The UK Court of Appeals on February 27th declared unlawful the Department of Transport’s approval of Heathrow Airport’s expansion plans, because the government “had not taken into account its own firm policy commitments on climate change under the Paris agreement.”
The Guardian hailed the court’s judgment as “the first major ruling in the world to be based on the Paris Agreement and may have an impact both in the UK and around the globe by inspiring challenges against other high-carbon projects.”
Environmental advocates were jubilant. “It is now clear that our governments can’t keep claiming commitment to the Paris agreement, while simultaneously taking actions that blatantly contradict it,” said Tim Crosland of Plan B, one of the plaintiffs along with Greenpeace, Friends of the Earth, and various local officials.
The decision’s “implications are global,” enthused international law professor Margaretha Wewerinke-Singh of Leiden University, in the Netherlands. “For the first time, a court has confirmed that the Paris agreement goal has binding effect.”
Prof Corinne Le Quéré, at the University of East Anglia, said she was “relieved” climate targets are “recognized in law.” Friends of the Earth declared the ruling a “groundbreaking result for climate justice and for future generations.”
Swedish climate campaigner Greta Thunberg tweeted, “Imagine when we all start taking the Paris agreement into account.”
Technically, the Heathrow expansion is not dead. As NPR’s article explains, Lord Justice Lindblom ruled that the government’s failure to consider its climate commitments was illegal, not that airport expansion per se is illegal. “We have not found that a national policy statement supporting this project is necessarily incompatible with the United Kingdom’s commitment to reducing carbon emissions and mitigating climate change under the Paris Agreement, or with any other policy the Government may adopt or international obligation it may undertake,” he wrote.

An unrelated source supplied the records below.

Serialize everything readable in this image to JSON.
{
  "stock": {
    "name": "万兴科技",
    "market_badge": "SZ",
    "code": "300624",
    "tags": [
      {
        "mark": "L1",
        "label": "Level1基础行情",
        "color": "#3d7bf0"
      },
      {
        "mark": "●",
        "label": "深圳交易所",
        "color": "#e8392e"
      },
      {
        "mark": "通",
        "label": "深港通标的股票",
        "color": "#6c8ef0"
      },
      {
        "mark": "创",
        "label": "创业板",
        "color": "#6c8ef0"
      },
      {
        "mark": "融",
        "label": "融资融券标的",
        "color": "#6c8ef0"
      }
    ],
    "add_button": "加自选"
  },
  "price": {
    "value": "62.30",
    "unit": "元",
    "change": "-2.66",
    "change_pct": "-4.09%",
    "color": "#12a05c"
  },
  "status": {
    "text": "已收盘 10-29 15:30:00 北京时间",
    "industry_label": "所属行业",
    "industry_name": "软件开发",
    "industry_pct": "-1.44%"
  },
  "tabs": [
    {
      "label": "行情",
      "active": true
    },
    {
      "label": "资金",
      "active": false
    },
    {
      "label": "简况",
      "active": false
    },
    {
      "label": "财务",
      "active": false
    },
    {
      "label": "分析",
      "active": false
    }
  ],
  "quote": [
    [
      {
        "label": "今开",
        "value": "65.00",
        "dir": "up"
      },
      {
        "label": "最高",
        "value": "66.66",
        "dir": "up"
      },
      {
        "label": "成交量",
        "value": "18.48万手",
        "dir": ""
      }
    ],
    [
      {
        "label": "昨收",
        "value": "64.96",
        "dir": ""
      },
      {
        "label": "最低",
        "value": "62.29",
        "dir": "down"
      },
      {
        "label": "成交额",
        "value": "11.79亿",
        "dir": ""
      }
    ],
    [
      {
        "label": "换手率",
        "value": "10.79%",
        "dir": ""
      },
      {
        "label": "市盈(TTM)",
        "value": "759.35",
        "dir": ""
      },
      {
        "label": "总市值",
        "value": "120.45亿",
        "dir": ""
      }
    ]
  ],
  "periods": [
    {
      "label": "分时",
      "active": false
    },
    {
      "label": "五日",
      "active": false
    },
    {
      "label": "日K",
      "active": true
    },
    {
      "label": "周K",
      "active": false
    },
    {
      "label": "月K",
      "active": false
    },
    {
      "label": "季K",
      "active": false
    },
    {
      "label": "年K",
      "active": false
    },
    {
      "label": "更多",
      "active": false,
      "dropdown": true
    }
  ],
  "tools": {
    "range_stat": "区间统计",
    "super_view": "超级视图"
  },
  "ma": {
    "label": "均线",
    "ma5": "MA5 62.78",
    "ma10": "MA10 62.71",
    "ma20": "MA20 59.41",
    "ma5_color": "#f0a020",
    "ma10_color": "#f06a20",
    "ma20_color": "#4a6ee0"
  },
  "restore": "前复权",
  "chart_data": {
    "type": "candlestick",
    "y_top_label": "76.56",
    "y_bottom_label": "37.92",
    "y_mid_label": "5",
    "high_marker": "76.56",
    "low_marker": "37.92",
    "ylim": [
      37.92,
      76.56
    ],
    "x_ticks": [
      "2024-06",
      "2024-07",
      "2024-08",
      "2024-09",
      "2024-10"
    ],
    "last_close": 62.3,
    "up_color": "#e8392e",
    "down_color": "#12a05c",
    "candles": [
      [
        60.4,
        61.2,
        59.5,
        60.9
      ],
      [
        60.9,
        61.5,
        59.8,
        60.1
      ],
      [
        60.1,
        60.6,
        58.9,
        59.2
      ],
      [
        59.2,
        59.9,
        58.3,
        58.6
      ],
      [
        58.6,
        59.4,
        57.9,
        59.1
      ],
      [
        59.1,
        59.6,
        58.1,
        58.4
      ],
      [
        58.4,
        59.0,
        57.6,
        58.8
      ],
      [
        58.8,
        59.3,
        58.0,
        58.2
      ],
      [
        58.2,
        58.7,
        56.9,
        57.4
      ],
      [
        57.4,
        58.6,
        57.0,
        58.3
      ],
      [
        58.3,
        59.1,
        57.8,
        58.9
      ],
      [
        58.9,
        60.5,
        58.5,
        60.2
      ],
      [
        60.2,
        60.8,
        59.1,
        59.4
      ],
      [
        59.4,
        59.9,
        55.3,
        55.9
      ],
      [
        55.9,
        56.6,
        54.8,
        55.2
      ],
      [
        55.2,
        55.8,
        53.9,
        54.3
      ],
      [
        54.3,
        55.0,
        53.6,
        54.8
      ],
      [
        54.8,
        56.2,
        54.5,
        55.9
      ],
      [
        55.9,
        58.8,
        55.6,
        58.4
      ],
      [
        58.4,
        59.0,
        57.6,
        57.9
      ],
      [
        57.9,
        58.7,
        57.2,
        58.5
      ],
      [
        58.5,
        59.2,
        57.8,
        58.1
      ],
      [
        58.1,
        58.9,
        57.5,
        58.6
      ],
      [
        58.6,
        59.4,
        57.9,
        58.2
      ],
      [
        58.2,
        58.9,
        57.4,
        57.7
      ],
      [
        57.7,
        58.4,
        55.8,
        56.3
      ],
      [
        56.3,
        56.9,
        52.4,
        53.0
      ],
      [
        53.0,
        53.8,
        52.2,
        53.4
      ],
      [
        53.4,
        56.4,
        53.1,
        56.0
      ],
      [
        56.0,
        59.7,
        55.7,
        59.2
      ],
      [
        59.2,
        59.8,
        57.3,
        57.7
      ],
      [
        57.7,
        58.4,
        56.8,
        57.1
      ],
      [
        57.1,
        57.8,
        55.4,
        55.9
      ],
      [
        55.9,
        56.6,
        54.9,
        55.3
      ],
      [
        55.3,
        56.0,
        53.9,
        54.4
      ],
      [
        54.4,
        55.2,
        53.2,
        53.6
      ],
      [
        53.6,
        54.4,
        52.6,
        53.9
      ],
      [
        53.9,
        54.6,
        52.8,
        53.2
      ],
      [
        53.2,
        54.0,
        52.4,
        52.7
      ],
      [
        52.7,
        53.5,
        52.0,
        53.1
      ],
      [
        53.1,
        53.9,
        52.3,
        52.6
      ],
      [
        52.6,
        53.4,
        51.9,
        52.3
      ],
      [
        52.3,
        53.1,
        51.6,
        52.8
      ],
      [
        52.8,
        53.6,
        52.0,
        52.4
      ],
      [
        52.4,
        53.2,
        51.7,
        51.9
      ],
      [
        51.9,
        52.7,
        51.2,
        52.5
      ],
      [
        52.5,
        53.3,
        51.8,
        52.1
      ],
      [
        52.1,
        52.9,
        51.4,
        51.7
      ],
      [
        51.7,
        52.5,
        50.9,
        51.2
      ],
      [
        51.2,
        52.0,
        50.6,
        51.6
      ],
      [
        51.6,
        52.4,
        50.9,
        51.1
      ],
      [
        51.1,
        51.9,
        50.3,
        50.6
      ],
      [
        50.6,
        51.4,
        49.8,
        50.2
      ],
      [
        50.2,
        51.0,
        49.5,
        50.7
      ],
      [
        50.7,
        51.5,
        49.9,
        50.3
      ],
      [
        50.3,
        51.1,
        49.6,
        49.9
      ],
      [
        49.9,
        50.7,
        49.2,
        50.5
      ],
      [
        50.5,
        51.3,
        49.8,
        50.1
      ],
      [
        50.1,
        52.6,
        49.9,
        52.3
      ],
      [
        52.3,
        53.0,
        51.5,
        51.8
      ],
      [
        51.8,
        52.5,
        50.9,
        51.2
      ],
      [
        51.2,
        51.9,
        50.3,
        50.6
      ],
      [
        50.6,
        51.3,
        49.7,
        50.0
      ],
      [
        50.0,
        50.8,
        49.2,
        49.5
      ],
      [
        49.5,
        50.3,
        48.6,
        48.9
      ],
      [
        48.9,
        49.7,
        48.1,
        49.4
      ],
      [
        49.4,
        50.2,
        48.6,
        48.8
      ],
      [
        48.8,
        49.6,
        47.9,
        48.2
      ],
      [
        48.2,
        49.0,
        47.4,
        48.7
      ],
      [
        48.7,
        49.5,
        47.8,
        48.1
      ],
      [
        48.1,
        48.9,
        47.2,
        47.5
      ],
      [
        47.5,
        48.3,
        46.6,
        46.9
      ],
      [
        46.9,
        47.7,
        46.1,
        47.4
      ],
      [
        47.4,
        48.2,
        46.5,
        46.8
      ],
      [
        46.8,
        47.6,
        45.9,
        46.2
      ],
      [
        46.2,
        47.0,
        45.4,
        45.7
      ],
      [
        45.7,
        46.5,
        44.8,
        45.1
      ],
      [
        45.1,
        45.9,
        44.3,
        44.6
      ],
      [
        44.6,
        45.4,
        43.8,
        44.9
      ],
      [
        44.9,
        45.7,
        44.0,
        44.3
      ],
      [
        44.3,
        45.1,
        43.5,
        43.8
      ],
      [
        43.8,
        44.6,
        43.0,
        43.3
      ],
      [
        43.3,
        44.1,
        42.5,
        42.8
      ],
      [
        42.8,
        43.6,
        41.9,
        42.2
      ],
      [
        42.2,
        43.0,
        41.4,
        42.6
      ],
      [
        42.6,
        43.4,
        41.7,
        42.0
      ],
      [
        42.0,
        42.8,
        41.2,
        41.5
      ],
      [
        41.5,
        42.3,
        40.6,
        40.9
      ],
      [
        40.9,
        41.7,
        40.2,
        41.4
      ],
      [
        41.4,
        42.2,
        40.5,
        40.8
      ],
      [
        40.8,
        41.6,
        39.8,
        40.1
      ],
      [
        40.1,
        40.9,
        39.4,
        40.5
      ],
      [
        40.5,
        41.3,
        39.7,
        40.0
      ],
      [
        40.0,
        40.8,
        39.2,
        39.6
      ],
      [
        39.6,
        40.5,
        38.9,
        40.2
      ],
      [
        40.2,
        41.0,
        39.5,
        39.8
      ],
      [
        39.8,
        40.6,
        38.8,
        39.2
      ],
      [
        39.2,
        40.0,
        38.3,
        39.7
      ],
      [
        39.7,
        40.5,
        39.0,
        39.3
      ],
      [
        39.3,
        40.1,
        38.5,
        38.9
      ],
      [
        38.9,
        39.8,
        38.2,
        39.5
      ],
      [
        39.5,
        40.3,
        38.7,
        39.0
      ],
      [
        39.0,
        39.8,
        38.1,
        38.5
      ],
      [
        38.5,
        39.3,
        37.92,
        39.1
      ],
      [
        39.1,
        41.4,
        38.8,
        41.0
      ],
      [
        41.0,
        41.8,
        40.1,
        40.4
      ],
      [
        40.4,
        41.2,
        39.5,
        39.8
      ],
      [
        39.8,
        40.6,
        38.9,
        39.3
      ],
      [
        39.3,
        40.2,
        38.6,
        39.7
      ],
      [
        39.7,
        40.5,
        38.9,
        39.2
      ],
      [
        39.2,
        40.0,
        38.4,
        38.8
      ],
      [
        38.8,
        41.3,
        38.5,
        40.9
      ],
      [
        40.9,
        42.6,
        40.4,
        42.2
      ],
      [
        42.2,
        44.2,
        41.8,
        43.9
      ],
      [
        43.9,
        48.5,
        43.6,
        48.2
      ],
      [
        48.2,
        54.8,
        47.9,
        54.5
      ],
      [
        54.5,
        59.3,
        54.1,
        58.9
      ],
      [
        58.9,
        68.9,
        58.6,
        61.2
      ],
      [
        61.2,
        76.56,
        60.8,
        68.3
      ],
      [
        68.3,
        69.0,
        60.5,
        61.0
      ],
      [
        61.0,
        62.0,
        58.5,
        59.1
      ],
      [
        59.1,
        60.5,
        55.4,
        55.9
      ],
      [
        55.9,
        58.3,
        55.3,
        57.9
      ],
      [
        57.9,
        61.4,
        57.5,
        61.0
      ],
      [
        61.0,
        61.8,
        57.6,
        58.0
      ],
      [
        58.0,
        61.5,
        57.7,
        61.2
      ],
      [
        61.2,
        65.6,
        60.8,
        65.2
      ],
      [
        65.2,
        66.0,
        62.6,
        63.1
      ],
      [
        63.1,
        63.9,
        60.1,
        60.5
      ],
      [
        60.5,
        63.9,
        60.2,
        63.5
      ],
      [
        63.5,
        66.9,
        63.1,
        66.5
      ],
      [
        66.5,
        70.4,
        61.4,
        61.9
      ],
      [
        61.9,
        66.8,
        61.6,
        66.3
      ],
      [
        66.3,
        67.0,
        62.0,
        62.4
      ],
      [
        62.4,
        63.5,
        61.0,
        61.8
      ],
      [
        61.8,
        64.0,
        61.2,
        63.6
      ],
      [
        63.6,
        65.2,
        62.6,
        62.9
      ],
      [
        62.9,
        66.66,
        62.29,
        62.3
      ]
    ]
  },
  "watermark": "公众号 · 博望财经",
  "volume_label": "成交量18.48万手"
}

Heathrow officials vowed to appeal the decision while also claiming they could expand Heathrow “the right way” and avoid conflict with the government’s climate commitments. That would be quite a trick. Commercially-viable low-carbon air travel does not yet exist, and the third runway was expected to increase Heathrow’s capacity by 700 planes per day and 60 million passengers per year by 2050.
If expansion is blocked, the potential economic downsides are considerable. The British business community has “long argued that congestion at the airport is holding back UK trade,” the Financial Times notes. “Business leaders, already concerned about the prospect of new trade barriers between the UK and EU, said the ruling sent a poor signal about the country’s ambitions to be a global trading nation and urged the government to find a way to push ahead with expansion.”
Heathrow management also “warned that blocking its expansion would make the UK less attractive to business. It points out Heathrow’s long-held position as the biggest airport in Europe is under threat from Charles de Gaulle in Paris, which will overtake it within two years.” Federation of Small Businesses spokesman Mike Cherry called the verdict “a blow to small firms who need greater regional and global connectivity, as well as more opportunities to export.”
Whatever UK authorities ultimately decide, this much is clear. Although Paris Treaty commitments purport to be “voluntary,” “non-binding,” and “non-enforceable” under international law, membership in the agreement entails considerable legal risk.
Governments cannot pledge to meet the objectives of a treaty allegedly needed to “save the planet” and not expect to be sued when agencies do not prioritize the treaty’s objectives in every policy, action, or decision dealing with energy production, consumption, and infrastructure.
President Trump apparently recognized from the get-go that there is no stable or principled compromise between his energy dominance agenda and the Paris deep de-carbonization agenda. Trump’s decision to withdraw from the Paris treaty minimizes the risks it poses to U.S. economic and energy development.